- EXERCISE DESCRIPTION
For this exercise, write out every entry exactly and leave the pictures out.

---+---

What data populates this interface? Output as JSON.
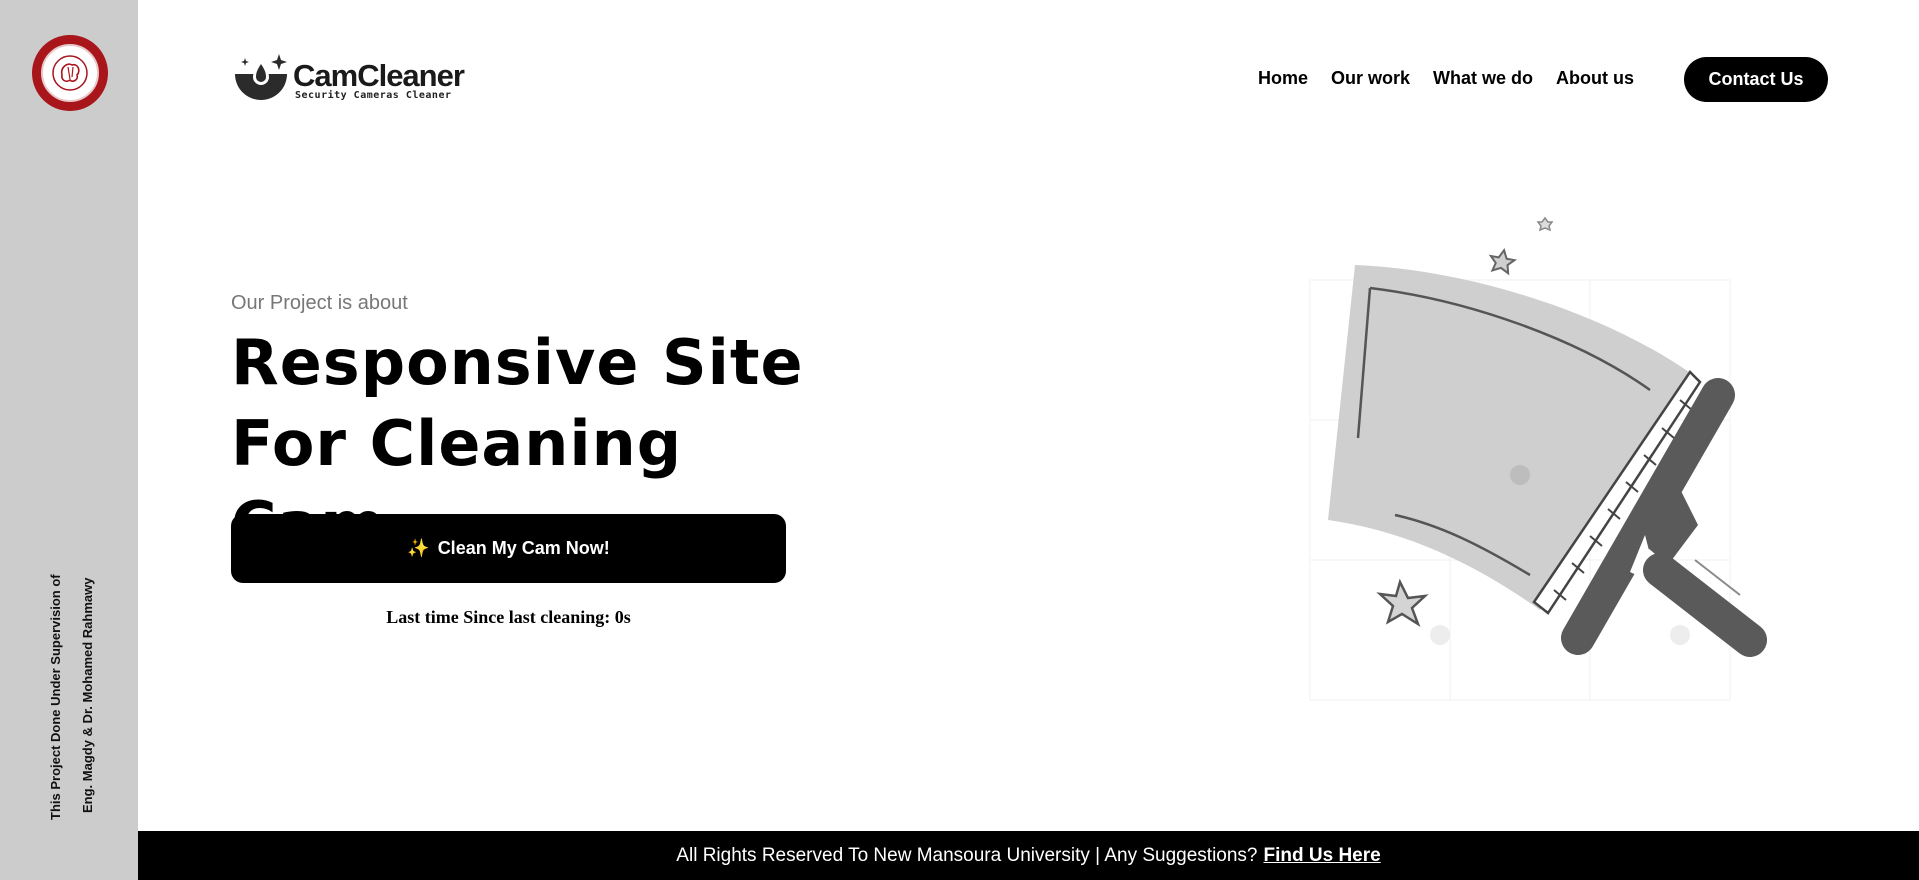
{
  "sidebar": {
    "logo": "university-seal",
    "credit_line_1": "This Project Done Under Supervision of",
    "credit_line_2": "Eng. Magdy & Dr. Mohamed Rahmawy"
  },
  "header": {
    "brand_name": "CamCleaner",
    "brand_tagline": "Security Cameras Cleaner",
    "nav": [
      "Home",
      "Our work",
      "What we do",
      "About us"
    ],
    "contact_label": "Contact Us"
  },
  "hero": {
    "eyebrow": "Our Project is about",
    "title_line_1": "Responsive Site",
    "title_line_2": "For Cleaning Cam",
    "cta_icon": "sparkles-icon",
    "cta_label": "Clean My Cam Now!",
    "last_cleaning": "Last time Since last cleaning: 0s"
  },
  "illustration": {
    "icon": "squeegee-icon"
  },
  "footer": {
    "text": "All Rights Reserved To New Mansoura University | Any Suggestions?",
    "link_label": "Find Us Here"
  },
  "colors": {
    "accent": "#000000",
    "sidebar_bg": "#cccccc",
    "seal_red": "#a8151b",
    "muted_text": "#777777"
  }
}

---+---

- SOLUTION TO THIS EXERCISE
What data populates this interface? Output as JSON.
{
  "sidebar": {
    "logo": "university-seal",
    "credit_line_1": "This Project Done Under Supervision of",
    "credit_line_2": "Eng. Magdy & Dr. Mohamed Rahmawy"
  },
  "header": {
    "brand_name": "CamCleaner",
    "brand_tagline": "Security Cameras Cleaner",
    "nav": [
      "Home",
      "Our work",
      "What we do",
      "About us"
    ],
    "contact_label": "Contact Us"
  },
  "hero": {
    "eyebrow": "Our Project is about",
    "title_line_1": "Responsive Site",
    "title_line_2": "For Cleaning Cam",
    "cta_icon": "sparkles-icon",
    "cta_label": "Clean My Cam Now!",
    "last_cleaning": "Last time Since last cleaning: 0s"
  },
  "illustration": {
    "icon": "squeegee-icon"
  },
  "footer": {
    "text": "All Rights Reserved To New Mansoura University | Any Suggestions?",
    "link_label": "Find Us Here"
  },
  "colors": {
    "accent": "#000000",
    "sidebar_bg": "#cccccc",
    "seal_red": "#a8151b",
    "muted_text": "#777777"
  }
}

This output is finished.